But it's important to remember that you can always firmly put your foot down and say no. While speaking at The Hollywood Reporter's annual Actress Roundtable, Jennifer Lopez opened up about her experiences with a director who behaved inappropriately. Laura Dern, Awkwafina, Scarlett Johansson, Lupita Nyong'o, and Renee Zellweger were also at the roundtable.

Keep Reading Show less
popular

Life for a shelter dog, even if it's a comfortable shelter administered by the ASPCA with as many amenities as can be afforded, is still not the same as having the comfort and safety of a forever home. Professional violinist Martin Agee knows that and that's why he volunteers himself and his instrument to help.

Keep Reading Show less
popular
Courtesy of Macy's

In many ways, 18-year-old Idaho native, Hank Cazier, is like any other teenager you've met. He loves chocolate, pop music, and playing games with his family. He has lofty dreams of modeling for a major clothing company one day. But one thing that sets him apart may also jeopardize his future is his recent battle against a brain tumor.

Cazier was diagnosed in 2015. When he had surgery to remove the tumor, he received trauma to his brain and lost some of his motor functionality. He's been in physical, occupational, and speech therapy ever since. The experience impacted Cazier's confidence and self-esteem, so he's been looking for a way to build himself back up again.

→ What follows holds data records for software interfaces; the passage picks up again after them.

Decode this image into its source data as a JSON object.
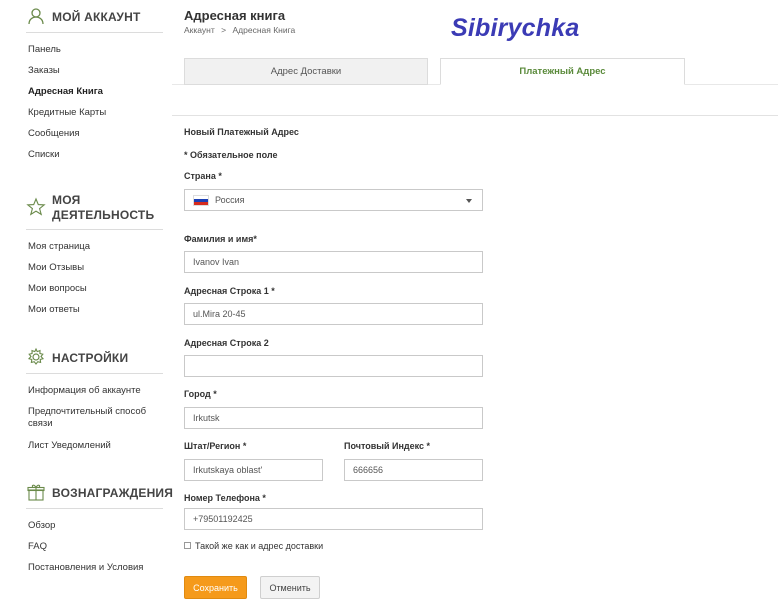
{
  "sidebar": {
    "account": {
      "title": "МОЙ АККАУНТ",
      "icon": "user-icon",
      "items": [
        "Панель",
        "Заказы",
        "Адресная Книга",
        "Кредитные Карты",
        "Сообщения",
        "Списки"
      ]
    },
    "activity": {
      "title_line1": "МОЯ",
      "title_line2": "ДЕЯТЕЛЬНОСТЬ",
      "icon": "star-icon",
      "items": [
        "Моя страница",
        "Мои Отзывы",
        "Мои вопросы",
        "Мои ответы"
      ]
    },
    "settings": {
      "title": "НАСТРОЙКИ",
      "icon": "gear-icon",
      "items": [
        "Информация об аккаунте",
        "Предпочтительный способ связи",
        "Лист Уведомлений"
      ]
    },
    "rewards": {
      "title": "ВОЗНАГРАЖДЕНИЯ",
      "icon": "gift-icon",
      "items": [
        "Обзор",
        "FAQ",
        "Постановления и Условия"
      ]
    }
  },
  "header": {
    "title": "Адресная книга",
    "breadcrumb": [
      "Аккаунт",
      ">",
      "Адресная Книга"
    ],
    "watermark": "Sibirychka"
  },
  "tabs": {
    "shipping": "Адрес Доставки",
    "billing": "Платежный Адрес"
  },
  "form": {
    "heading": "Новый Платежный Адрес",
    "required_note": "* Обязательное поле",
    "country": {
      "label": "Страна *",
      "value": "Россия"
    },
    "full_name": {
      "label": "Фамилия и имя*",
      "value": "Ivanov Ivan"
    },
    "address1": {
      "label": "Адресная Строка 1 *",
      "value": "ul.Mira 20-45"
    },
    "address2": {
      "label": "Адресная Строка 2",
      "value": ""
    },
    "city": {
      "label": "Город *",
      "value": "Irkutsk"
    },
    "state": {
      "label": "Штат/Регион *",
      "value": "Irkutskaya oblast'"
    },
    "postal": {
      "label": "Почтовый Индекс *",
      "value": "666656"
    },
    "phone": {
      "label": "Номер Телефона *",
      "value": "+79501192425"
    },
    "same_as_shipping": "Такой же как и адрес доставки",
    "save": "Сохранить",
    "cancel": "Отменить"
  },
  "colors": {
    "accent_orange": "#f59a1b",
    "tab_active_green": "#5a8a3a",
    "watermark_blue": "#3b3bb5",
    "icon_green": "#6a8a4a"
  }
}
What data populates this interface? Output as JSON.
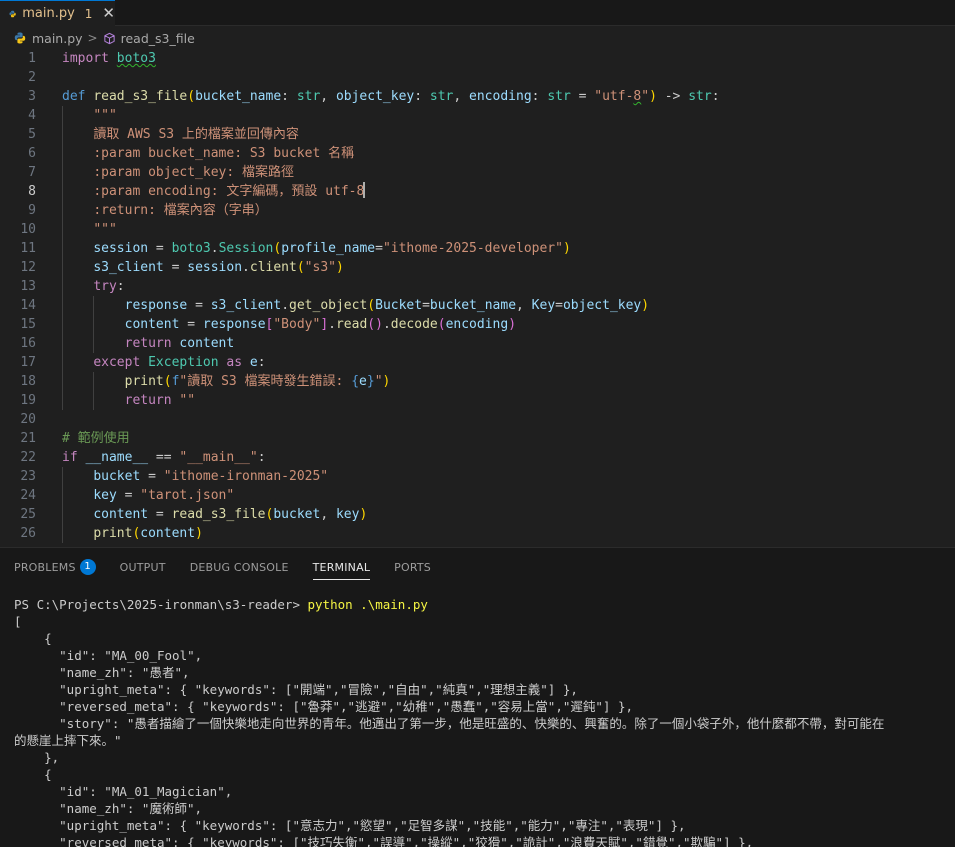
{
  "tab": {
    "filename": "main.py",
    "modified_count": "1",
    "close_glyph": "✕"
  },
  "breadcrumb": {
    "file": "main.py",
    "separator": ">",
    "symbol": "read_s3_file"
  },
  "editor": {
    "active_line": 8,
    "line_numbers": [
      "1",
      "2",
      "3",
      "4",
      "5",
      "6",
      "7",
      "8",
      "9",
      "10",
      "11",
      "12",
      "13",
      "14",
      "15",
      "16",
      "17",
      "18",
      "19",
      "20",
      "21",
      "22",
      "23",
      "24",
      "25",
      "26"
    ],
    "lines": [
      [
        [
          "kc",
          "import"
        ],
        [
          "t",
          " "
        ],
        [
          "cls uline",
          "boto3"
        ]
      ],
      [],
      [
        [
          "kw",
          "def"
        ],
        [
          "t",
          " "
        ],
        [
          "fn",
          "read_s3_file"
        ],
        [
          "br",
          "("
        ],
        [
          "var",
          "bucket_name"
        ],
        [
          "t",
          ": "
        ],
        [
          "cls",
          "str"
        ],
        [
          "t",
          ", "
        ],
        [
          "var",
          "object_key"
        ],
        [
          "t",
          ": "
        ],
        [
          "cls",
          "str"
        ],
        [
          "t",
          ", "
        ],
        [
          "var",
          "encoding"
        ],
        [
          "t",
          ": "
        ],
        [
          "cls",
          "str"
        ],
        [
          "t",
          " = "
        ],
        [
          "str",
          "\"utf-"
        ],
        [
          "str uline",
          "8"
        ],
        [
          "str",
          "\""
        ],
        [
          "br",
          ")"
        ],
        [
          "t",
          " -> "
        ],
        [
          "cls",
          "str"
        ],
        [
          "t",
          ":"
        ]
      ],
      [
        [
          "t",
          "    "
        ],
        [
          "str",
          "\"\"\""
        ]
      ],
      [
        [
          "t",
          "    "
        ],
        [
          "str",
          "讀取 AWS S3 上的檔案並回傳內容"
        ]
      ],
      [
        [
          "t",
          "    "
        ],
        [
          "str",
          ":param bucket_name: S3 bucket 名稱"
        ]
      ],
      [
        [
          "t",
          "    "
        ],
        [
          "str",
          ":param object_key: 檔案路徑"
        ]
      ],
      [
        [
          "t",
          "    "
        ],
        [
          "str",
          ":param encoding: 文字編碼，預設 utf-8"
        ],
        [
          "cursor",
          ""
        ]
      ],
      [
        [
          "t",
          "    "
        ],
        [
          "str",
          ":return: 檔案內容（字串）"
        ]
      ],
      [
        [
          "t",
          "    "
        ],
        [
          "str",
          "\"\"\""
        ]
      ],
      [
        [
          "t",
          "    "
        ],
        [
          "var",
          "session"
        ],
        [
          "t",
          " = "
        ],
        [
          "cls",
          "boto3"
        ],
        [
          "t",
          "."
        ],
        [
          "cls",
          "Session"
        ],
        [
          "br",
          "("
        ],
        [
          "var",
          "profile_name"
        ],
        [
          "t",
          "="
        ],
        [
          "str",
          "\"ithome-2025-developer\""
        ],
        [
          "br",
          ")"
        ]
      ],
      [
        [
          "t",
          "    "
        ],
        [
          "var",
          "s3_client"
        ],
        [
          "t",
          " = "
        ],
        [
          "var",
          "session"
        ],
        [
          "t",
          "."
        ],
        [
          "fn",
          "client"
        ],
        [
          "br",
          "("
        ],
        [
          "str",
          "\"s3\""
        ],
        [
          "br",
          ")"
        ]
      ],
      [
        [
          "t",
          "    "
        ],
        [
          "kc",
          "try"
        ],
        [
          "t",
          ":"
        ]
      ],
      [
        [
          "t",
          "        "
        ],
        [
          "var",
          "response"
        ],
        [
          "t",
          " = "
        ],
        [
          "var",
          "s3_client"
        ],
        [
          "t",
          "."
        ],
        [
          "fn",
          "get_object"
        ],
        [
          "br",
          "("
        ],
        [
          "var",
          "Bucket"
        ],
        [
          "t",
          "="
        ],
        [
          "var",
          "bucket_name"
        ],
        [
          "t",
          ", "
        ],
        [
          "var",
          "Key"
        ],
        [
          "t",
          "="
        ],
        [
          "var",
          "object_key"
        ],
        [
          "br",
          ")"
        ]
      ],
      [
        [
          "t",
          "        "
        ],
        [
          "var",
          "content"
        ],
        [
          "t",
          " = "
        ],
        [
          "var",
          "response"
        ],
        [
          "br2",
          "["
        ],
        [
          "str",
          "\"Body\""
        ],
        [
          "br2",
          "]"
        ],
        [
          "t",
          "."
        ],
        [
          "fn",
          "read"
        ],
        [
          "br2",
          "()"
        ],
        [
          "t",
          "."
        ],
        [
          "fn",
          "decode"
        ],
        [
          "br2",
          "("
        ],
        [
          "var",
          "encoding"
        ],
        [
          "br2",
          ")"
        ]
      ],
      [
        [
          "t",
          "        "
        ],
        [
          "kc",
          "return"
        ],
        [
          "t",
          " "
        ],
        [
          "var",
          "content"
        ]
      ],
      [
        [
          "t",
          "    "
        ],
        [
          "kc",
          "except"
        ],
        [
          "t",
          " "
        ],
        [
          "cls",
          "Exception"
        ],
        [
          "t",
          " "
        ],
        [
          "kc",
          "as"
        ],
        [
          "t",
          " "
        ],
        [
          "var",
          "e"
        ],
        [
          "t",
          ":"
        ]
      ],
      [
        [
          "t",
          "        "
        ],
        [
          "fn",
          "print"
        ],
        [
          "br",
          "("
        ],
        [
          "kw",
          "f"
        ],
        [
          "str",
          "\"讀取 S3 檔案時發生錯誤: "
        ],
        [
          "kw",
          "{"
        ],
        [
          "var",
          "e"
        ],
        [
          "kw",
          "}"
        ],
        [
          "str",
          "\""
        ],
        [
          "br",
          ")"
        ]
      ],
      [
        [
          "t",
          "        "
        ],
        [
          "kc",
          "return"
        ],
        [
          "t",
          " "
        ],
        [
          "str",
          "\"\""
        ]
      ],
      [],
      [
        [
          "cm",
          "# 範例使用"
        ]
      ],
      [
        [
          "kc",
          "if"
        ],
        [
          "t",
          " "
        ],
        [
          "var",
          "__name__"
        ],
        [
          "t",
          " == "
        ],
        [
          "str",
          "\"__main__\""
        ],
        [
          "t",
          ":"
        ]
      ],
      [
        [
          "t",
          "    "
        ],
        [
          "var",
          "bucket"
        ],
        [
          "t",
          " = "
        ],
        [
          "str",
          "\"ithome-ironman-2025\""
        ]
      ],
      [
        [
          "t",
          "    "
        ],
        [
          "var",
          "key"
        ],
        [
          "t",
          " = "
        ],
        [
          "str",
          "\"tarot.json\""
        ]
      ],
      [
        [
          "t",
          "    "
        ],
        [
          "var",
          "content"
        ],
        [
          "t",
          " = "
        ],
        [
          "fn",
          "read_s3_file"
        ],
        [
          "br",
          "("
        ],
        [
          "var",
          "bucket"
        ],
        [
          "t",
          ", "
        ],
        [
          "var",
          "key"
        ],
        [
          "br",
          ")"
        ]
      ],
      [
        [
          "t",
          "    "
        ],
        [
          "fn",
          "print"
        ],
        [
          "br",
          "("
        ],
        [
          "var",
          "content"
        ],
        [
          "br",
          ")"
        ]
      ]
    ]
  },
  "panel": {
    "tabs": [
      {
        "label": "PROBLEMS",
        "badge": "1",
        "active": false
      },
      {
        "label": "OUTPUT",
        "active": false
      },
      {
        "label": "DEBUG CONSOLE",
        "active": false
      },
      {
        "label": "TERMINAL",
        "active": true
      },
      {
        "label": "PORTS",
        "active": false
      }
    ]
  },
  "terminal": {
    "prompt": "PS C:\\Projects\\2025-ironman\\s3-reader> ",
    "command": "python .\\main.py",
    "output_lines": [
      "[",
      "    {",
      "      \"id\": \"MA_00_Fool\",",
      "      \"name_zh\": \"愚者\",",
      "      \"upright_meta\": { \"keywords\": [\"開端\",\"冒險\",\"自由\",\"純真\",\"理想主義\"] },",
      "      \"reversed_meta\": { \"keywords\": [\"魯莽\",\"逃避\",\"幼稚\",\"愚蠢\",\"容易上當\",\"遲鈍\"] },",
      "      \"story\": \"愚者描繪了一個快樂地走向世界的青年。他邁出了第一步，他是旺盛的、快樂的、興奮的。除了一個小袋子外，他什麼都不帶，對可能在",
      "的懸崖上摔下來。\"",
      "    },",
      "    {",
      "      \"id\": \"MA_01_Magician\",",
      "      \"name_zh\": \"魔術師\",",
      "      \"upright_meta\": { \"keywords\": [\"意志力\",\"慾望\",\"足智多謀\",\"技能\",\"能力\",\"專注\",\"表現\"] },",
      "      \"reversed_meta\": { \"keywords\": [\"技巧失衡\",\"誤導\",\"操縱\",\"狡猾\",\"詭計\",\"浪費天賦\",\"錯覺\",\"欺騙\"] },"
    ]
  },
  "colors": {
    "editor_bg": "#1f1f1f",
    "panel_bg": "#181818",
    "accent": "#0078d4",
    "modified_tab": "#e2c08d",
    "string": "#ce9178",
    "keyword": "#569cd6",
    "control": "#c586c0",
    "function": "#dcdcaa",
    "variable": "#9cdcfe",
    "type": "#4ec9b0",
    "comment": "#6a9955"
  }
}
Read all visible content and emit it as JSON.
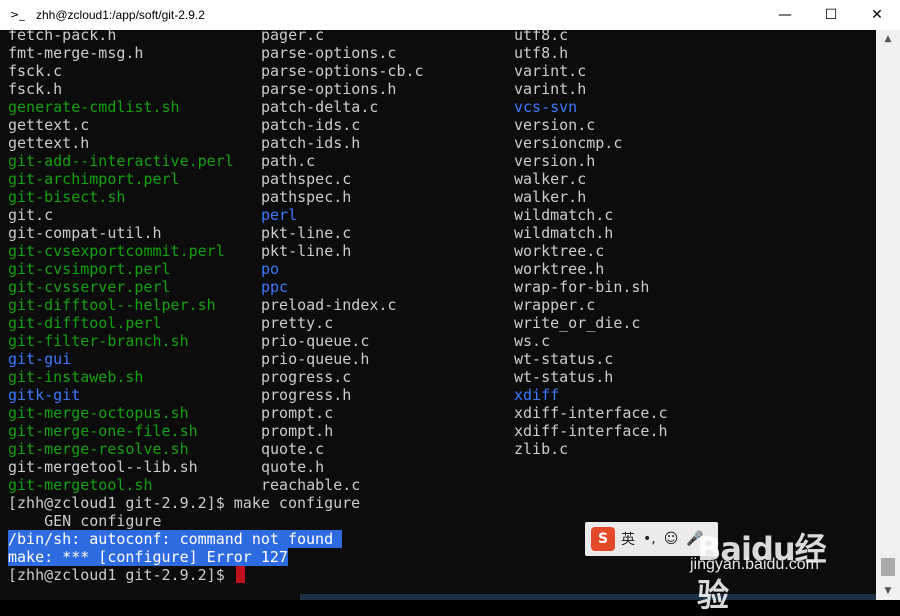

"I wanted to do something that helped me look forward to the future," he says.

Enter Make-A-Wish, a nonprofit organization that grants wishes for children battling critical illnesses, providing them a chance to make the impossible possible. The organization partnered with Macy's to raise awareness and help make those wishes a reality. The hope is that the "wish effect" will improve their quality of life and empower them with the strength they need to overcome these illnesses and look towards the future. That was a particularly big deal for Cazier, who had been feeling like so many of his wishes weren't going to be possible because of his critical illness.

"In the beginning, it was hard to accept that it would be improbable for me to accomplish my previous goals because my illness took away so many of my physical abilities," says Cazier. His wish of becoming a model also seemed out of reach.

But Macy's and Make-A-Wish didn't see it like that. Once they learned about Cazier's wish, they knew he had to make it come true by inviting him to be part of the magical Macy's holiday shoot in New York.

Courtesy of Macy's

Make-A-Wish can't fulfill children's wishes without the generosity of donors and partners like Macy's. In fact, since 2003, Macy's has given more than $122 million to Make-A-Wish and impacted the lives of more than 2.9 million people.

Cazier's wish experience was beyond what he could've imagined, and it filled him with so much joy and confidence. "It is like waking up and discovering that you have super powers. It feels amazing!" he exclaims.

One of the best parts about the day for him was the kindness everyone who helped make it happen showed him.

"The employees of Macy's and Make-A-Wish made me feel welcome, warm, and cared for," he says. "I am truly grateful that even though they were busy doing their jobs, they were able to show kindness and compassion towards me in all of the little details."

He also got to spend part of the shoot outdoors, which, as someone who loves climbing, hiking, and scuba-diving but has trouble doing those activities now, was very welcome.

Courtesy of Macy's

Overall, Cazier feels he grew a lot during his modeling wish and is now emboldened to work towards a better quality of life. "I want to acquire skills that help me continue to improve in these circumstances," he says.

You can change the lives of more kids like Cazier just by writing a letter to Santa and dropping it in the big red letterbox at Macy's (you can also write and submit one online). For every letter received before Dec. 24, 2019, Macy's will donate $1 to Make-A-Wish, up to $1 million. By writing a letter to Santa, you can help a child replace fear with confidence, sadness with joy, and anxiety with hope.

Believe
True
Macy's